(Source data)
• • • • • • •

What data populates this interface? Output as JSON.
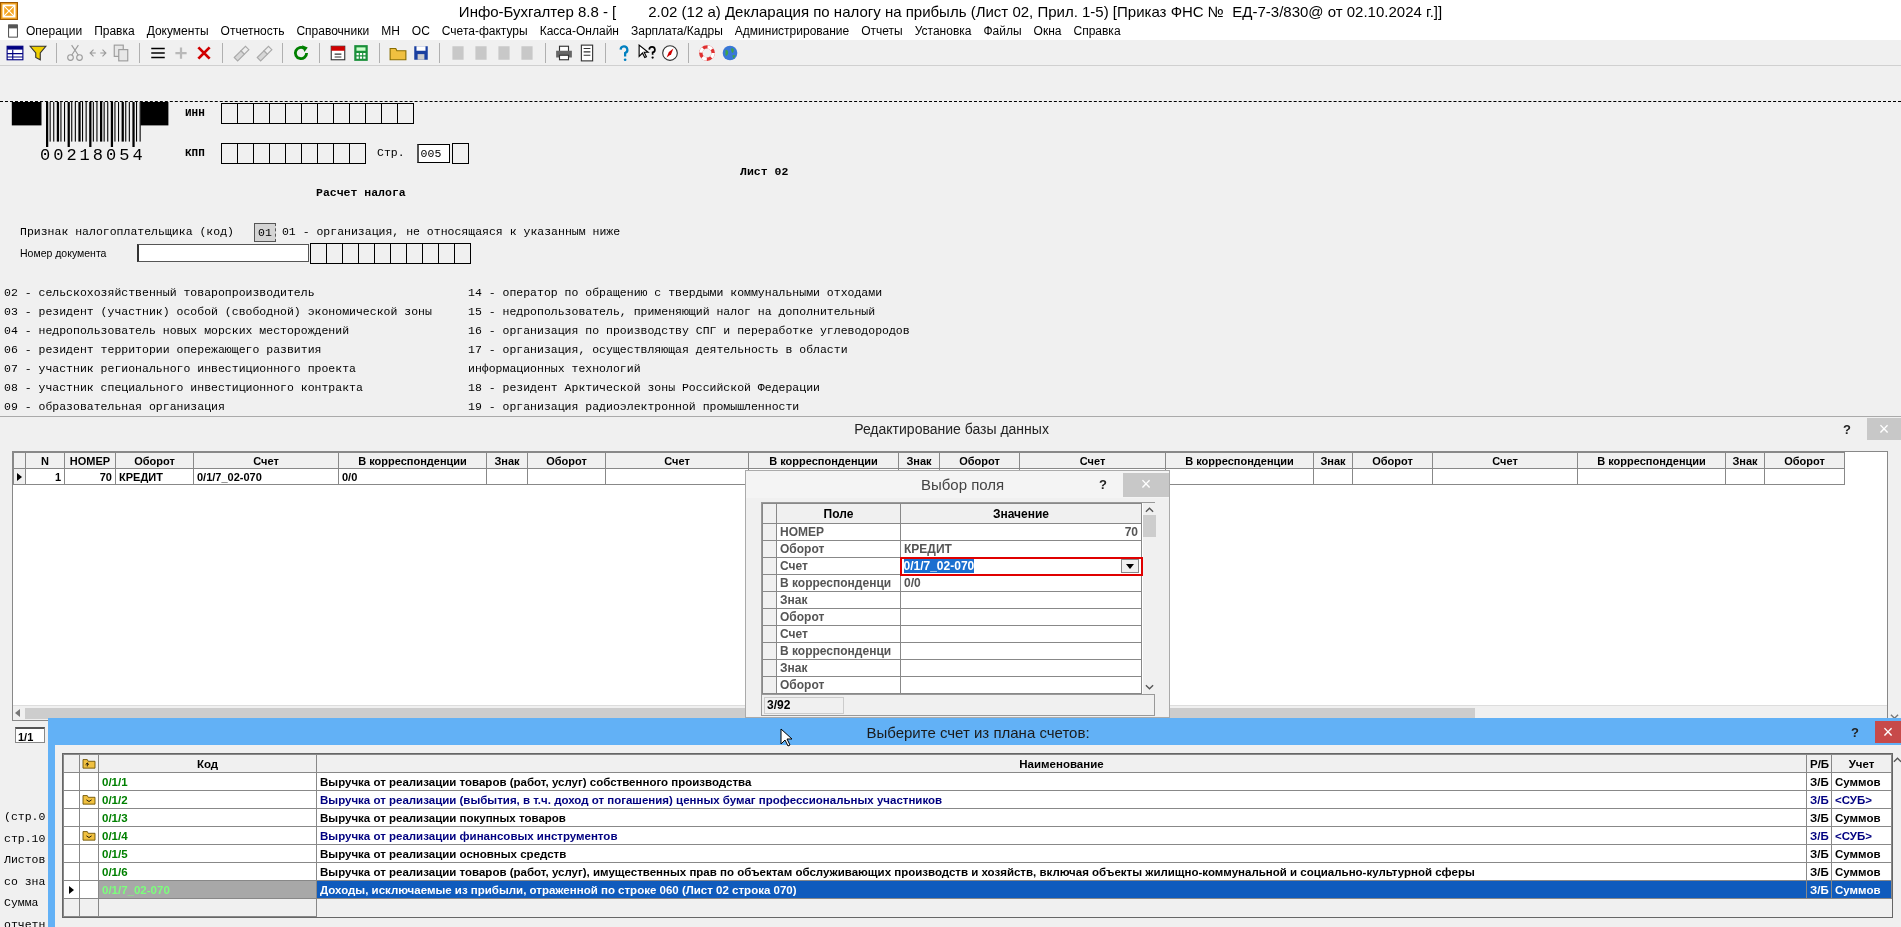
{
  "window": {
    "app_title": "Инфо-Бухгалтер 8.8 - [",
    "document_title": "2.02 (12 а) Декларация по налогу на прибыль (Лист 02, Прил. 1-5) [Приказ ФНС №  ЕД-7-3/830@ от 02.10.2024 г.]]"
  },
  "menu": [
    "Операции",
    "Правка",
    "Документы",
    "Отчетность",
    "Справочники",
    "МН",
    "ОС",
    "Счета-фактуры",
    "Касса-Онлайн",
    "Зарплата/Кадры",
    "Администрирование",
    "Отчеты",
    "Установка",
    "Файлы",
    "Окна",
    "Справка"
  ],
  "toolbar": [
    [
      {
        "disabled": false
      },
      {
        "disabled": false
      }
    ],
    [
      {
        "disabled": true
      },
      {
        "disabled": true
      },
      {
        "disabled": true
      }
    ],
    [
      {
        "disabled": false
      },
      {
        "disabled": true
      },
      {
        "disabled": false
      }
    ],
    [
      {
        "disabled": true
      },
      {
        "disabled": true
      }
    ],
    [
      {
        "disabled": false
      }
    ],
    [
      {
        "disabled": false
      },
      {
        "disabled": false
      }
    ],
    [
      {
        "disabled": false
      },
      {
        "disabled": false
      }
    ],
    [
      {
        "disabled": true
      },
      {
        "disabled": true
      },
      {
        "disabled": true
      },
      {
        "disabled": true
      }
    ],
    [
      {
        "disabled": false
      },
      {
        "disabled": false
      }
    ],
    [
      {
        "disabled": false
      },
      {
        "disabled": false
      },
      {
        "disabled": false
      }
    ],
    [
      {
        "disabled": false
      },
      {
        "disabled": false
      }
    ]
  ],
  "form": {
    "barcode": "00218054",
    "inn_label": "ИНН",
    "kpp_label": "КПП",
    "page_label": "Стр.",
    "page": "005",
    "sheet": "Лист 02",
    "heading": "Расчет налога",
    "taxpayer_label": "Признак налогоплательщика (код)",
    "taxpayer_code": "01",
    "taxpayer_desc": "01 - организация, не относящаяся к указанным ниже",
    "doc_number_label": "Номер документа",
    "codes_left": [
      "02 - сельскохозяйственный товаропроизводитель",
      "03 - резидент (участник) особой (свободной) экономической зоны",
      "04 - недропользователь новых морских месторождений",
      "06 - резидент территории опережающего развития",
      "07 - участник регионального инвестиционного проекта",
      "08 - участник специального инвестиционного контракта",
      "09 - образовательная организация"
    ],
    "codes_right": [
      "14 - оператор по обращению с твердыми коммунальными отходами",
      "15 - недропользователь, применяющий налог на дополнительный",
      "16 - организация по производству СПГ и переработке углеводородов",
      "17 - организация, осуществляющая деятельность в области",
      "информационных технологий",
      "18 - резидент Арктической зоны Российской Федерации",
      "19 - организация радиоэлектронной промышленности"
    ],
    "peek_lines": [
      "(стр.0",
      "стр.10",
      "Листов",
      "со зна",
      "Сумма",
      "отчетн"
    ]
  },
  "db_window": {
    "title": "Редактирование базы данных",
    "help": "?",
    "close": "×",
    "columns": [
      "N",
      "НОМЕР",
      "Оборот",
      "Счет",
      "В корреспонденции",
      "Знак",
      "Оборот",
      "Счет",
      "В корреспонденции",
      "Знак",
      "Оборот",
      "Счет",
      "В корреспонденции",
      "Знак",
      "Оборот",
      "Счет",
      "В корреспонденции",
      "Знак",
      "Оборот"
    ],
    "rows": [
      {
        "selected": true,
        "cells": [
          "1",
          "70",
          "КРЕДИТ",
          "0/1/7_02-070",
          "0/0"
        ]
      }
    ],
    "position": "1/1"
  },
  "field_dialog": {
    "title": "Выбор поля",
    "help": "?",
    "close": "×",
    "columns": [
      "Поле",
      "Значение"
    ],
    "rows": [
      {
        "field": "НОМЕР",
        "value": "70",
        "kind": "number",
        "selected": false
      },
      {
        "field": "Оборот",
        "value": "КРЕДИТ",
        "kind": "text",
        "selected": false
      },
      {
        "field": "Счет",
        "value": "0/1/7_02-070",
        "kind": "text",
        "selected": true
      },
      {
        "field": "В корреспонденци",
        "value": "0/0",
        "kind": "text",
        "selected": false
      },
      {
        "field": "Знак",
        "kind": "text",
        "selected": false
      },
      {
        "field": "Оборот",
        "kind": "text",
        "selected": false
      },
      {
        "field": "Счет",
        "kind": "text",
        "selected": false
      },
      {
        "field": "В корреспонденци",
        "kind": "text",
        "selected": false
      },
      {
        "field": "Знак",
        "kind": "text",
        "selected": false
      },
      {
        "field": "Оборот",
        "kind": "text",
        "selected": false
      }
    ],
    "position": "3/92"
  },
  "account_window": {
    "title": "Выберите счет из плана счетов:",
    "help": "?",
    "close": "×",
    "columns": [
      "Код",
      "Наименование",
      "Р/Б",
      "Учет"
    ],
    "rows": [
      {
        "kind": "account",
        "selected": false,
        "code": "0/1/1",
        "name": "Выручка от реализации товаров (работ, услуг) собственного производства",
        "rb": "З/Б",
        "accounting": "Суммов"
      },
      {
        "kind": "folder",
        "selected": false,
        "code": "0/1/2",
        "name": "Выручка от реализации (выбытия, в т.ч. доход от погашения) ценных бумаг профессиональных участников",
        "rb": "З/Б",
        "accounting": "<СУБ>"
      },
      {
        "kind": "account",
        "selected": false,
        "code": "0/1/3",
        "name": "Выручка от реализации покупных товаров",
        "rb": "З/Б",
        "accounting": "Суммов"
      },
      {
        "kind": "folder",
        "selected": false,
        "code": "0/1/4",
        "name": "Выручка от реализации финансовых инструментов",
        "rb": "З/Б",
        "accounting": "<СУБ>"
      },
      {
        "kind": "account",
        "selected": false,
        "code": "0/1/5",
        "name": "Выручка от реализации основных средств",
        "rb": "З/Б",
        "accounting": "Суммов"
      },
      {
        "kind": "account",
        "selected": false,
        "code": "0/1/6",
        "name": "Выручка от реализации товаров (работ, услуг), имущественных прав по объектам обслуживающих производств и хозяйств, включая объекты жилищно-коммунальной и социально-культурной сферы",
        "rb": "З/Б",
        "accounting": "Суммов"
      },
      {
        "kind": "account",
        "selected": true,
        "code": "0/1/7_02-070",
        "name": "Доходы, исключаемые из прибыли, отраженной по строке 060 (Лист 02 строка 070)",
        "rb": "З/Б",
        "accounting": "Суммов"
      }
    ]
  }
}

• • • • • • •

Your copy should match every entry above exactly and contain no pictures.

What data populates this interface? Output as JSON.
{
  "window": {
    "app_title": "Инфо-Бухгалтер 8.8 - [",
    "document_title": "2.02 (12 а) Декларация по налогу на прибыль (Лист 02, Прил. 1-5) [Приказ ФНС №  ЕД-7-3/830@ от 02.10.2024 г.]]"
  },
  "menu": [
    "Операции",
    "Правка",
    "Документы",
    "Отчетность",
    "Справочники",
    "МН",
    "ОС",
    "Счета-фактуры",
    "Касса-Онлайн",
    "Зарплата/Кадры",
    "Администрирование",
    "Отчеты",
    "Установка",
    "Файлы",
    "Окна",
    "Справка"
  ],
  "toolbar": [
    [
      {
        "disabled": false
      },
      {
        "disabled": false
      }
    ],
    [
      {
        "disabled": true
      },
      {
        "disabled": true
      },
      {
        "disabled": true
      }
    ],
    [
      {
        "disabled": false
      },
      {
        "disabled": true
      },
      {
        "disabled": false
      }
    ],
    [
      {
        "disabled": true
      },
      {
        "disabled": true
      }
    ],
    [
      {
        "disabled": false
      }
    ],
    [
      {
        "disabled": false
      },
      {
        "disabled": false
      }
    ],
    [
      {
        "disabled": false
      },
      {
        "disabled": false
      }
    ],
    [
      {
        "disabled": true
      },
      {
        "disabled": true
      },
      {
        "disabled": true
      },
      {
        "disabled": true
      }
    ],
    [
      {
        "disabled": false
      },
      {
        "disabled": false
      }
    ],
    [
      {
        "disabled": false
      },
      {
        "disabled": false
      },
      {
        "disabled": false
      }
    ],
    [
      {
        "disabled": false
      },
      {
        "disabled": false
      }
    ]
  ],
  "form": {
    "barcode": "00218054",
    "inn_label": "ИНН",
    "kpp_label": "КПП",
    "page_label": "Стр.",
    "page": "005",
    "sheet": "Лист 02",
    "heading": "Расчет налога",
    "taxpayer_label": "Признак налогоплательщика (код)",
    "taxpayer_code": "01",
    "taxpayer_desc": "01 - организация, не относящаяся к указанным ниже",
    "doc_number_label": "Номер документа",
    "codes_left": [
      "02 - сельскохозяйственный товаропроизводитель",
      "03 - резидент (участник) особой (свободной) экономической зоны",
      "04 - недропользователь новых морских месторождений",
      "06 - резидент территории опережающего развития",
      "07 - участник регионального инвестиционного проекта",
      "08 - участник специального инвестиционного контракта",
      "09 - образовательная организация"
    ],
    "codes_right": [
      "14 - оператор по обращению с твердыми коммунальными отходами",
      "15 - недропользователь, применяющий налог на дополнительный",
      "16 - организация по производству СПГ и переработке углеводородов",
      "17 - организация, осуществляющая деятельность в области",
      "информационных технологий",
      "18 - резидент Арктической зоны Российской Федерации",
      "19 - организация радиоэлектронной промышленности"
    ],
    "peek_lines": [
      "(стр.0",
      "стр.10",
      "Листов",
      "со зна",
      "Сумма",
      "отчетн"
    ]
  },
  "db_window": {
    "title": "Редактирование базы данных",
    "help": "?",
    "close": "×",
    "columns": [
      "N",
      "НОМЕР",
      "Оборот",
      "Счет",
      "В корреспонденции",
      "Знак",
      "Оборот",
      "Счет",
      "В корреспонденции",
      "Знак",
      "Оборот",
      "Счет",
      "В корреспонденции",
      "Знак",
      "Оборот",
      "Счет",
      "В корреспонденции",
      "Знак",
      "Оборот"
    ],
    "rows": [
      {
        "selected": true,
        "cells": [
          "1",
          "70",
          "КРЕДИТ",
          "0/1/7_02-070",
          "0/0"
        ]
      }
    ],
    "position": "1/1"
  },
  "field_dialog": {
    "title": "Выбор поля",
    "help": "?",
    "close": "×",
    "columns": [
      "Поле",
      "Значение"
    ],
    "rows": [
      {
        "field": "НОМЕР",
        "value": "70",
        "kind": "number",
        "selected": false
      },
      {
        "field": "Оборот",
        "value": "КРЕДИТ",
        "kind": "text",
        "selected": false
      },
      {
        "field": "Счет",
        "value": "0/1/7_02-070",
        "kind": "text",
        "selected": true
      },
      {
        "field": "В корреспонденци",
        "value": "0/0",
        "kind": "text",
        "selected": false
      },
      {
        "field": "Знак",
        "kind": "text",
        "selected": false
      },
      {
        "field": "Оборот",
        "kind": "text",
        "selected": false
      },
      {
        "field": "Счет",
        "kind": "text",
        "selected": false
      },
      {
        "field": "В корреспонденци",
        "kind": "text",
        "selected": false
      },
      {
        "field": "Знак",
        "kind": "text",
        "selected": false
      },
      {
        "field": "Оборот",
        "kind": "text",
        "selected": false
      }
    ],
    "position": "3/92"
  },
  "account_window": {
    "title": "Выберите счет из плана счетов:",
    "help": "?",
    "close": "×",
    "columns": [
      "Код",
      "Наименование",
      "Р/Б",
      "Учет"
    ],
    "rows": [
      {
        "kind": "account",
        "selected": false,
        "code": "0/1/1",
        "name": "Выручка от реализации товаров (работ, услуг) собственного производства",
        "rb": "З/Б",
        "accounting": "Суммов"
      },
      {
        "kind": "folder",
        "selected": false,
        "code": "0/1/2",
        "name": "Выручка от реализации (выбытия, в т.ч. доход от погашения) ценных бумаг профессиональных участников",
        "rb": "З/Б",
        "accounting": "<СУБ>"
      },
      {
        "kind": "account",
        "selected": false,
        "code": "0/1/3",
        "name": "Выручка от реализации покупных товаров",
        "rb": "З/Б",
        "accounting": "Суммов"
      },
      {
        "kind": "folder",
        "selected": false,
        "code": "0/1/4",
        "name": "Выручка от реализации финансовых инструментов",
        "rb": "З/Б",
        "accounting": "<СУБ>"
      },
      {
        "kind": "account",
        "selected": false,
        "code": "0/1/5",
        "name": "Выручка от реализации основных средств",
        "rb": "З/Б",
        "accounting": "Суммов"
      },
      {
        "kind": "account",
        "selected": false,
        "code": "0/1/6",
        "name": "Выручка от реализации товаров (работ, услуг), имущественных прав по объектам обслуживающих производств и хозяйств, включая объекты жилищно-коммунальной и социально-культурной сферы",
        "rb": "З/Б",
        "accounting": "Суммов"
      },
      {
        "kind": "account",
        "selected": true,
        "code": "0/1/7_02-070",
        "name": "Доходы, исключаемые из прибыли, отраженной по строке 060 (Лист 02 строка 070)",
        "rb": "З/Б",
        "accounting": "Суммов"
      }
    ]
  }
}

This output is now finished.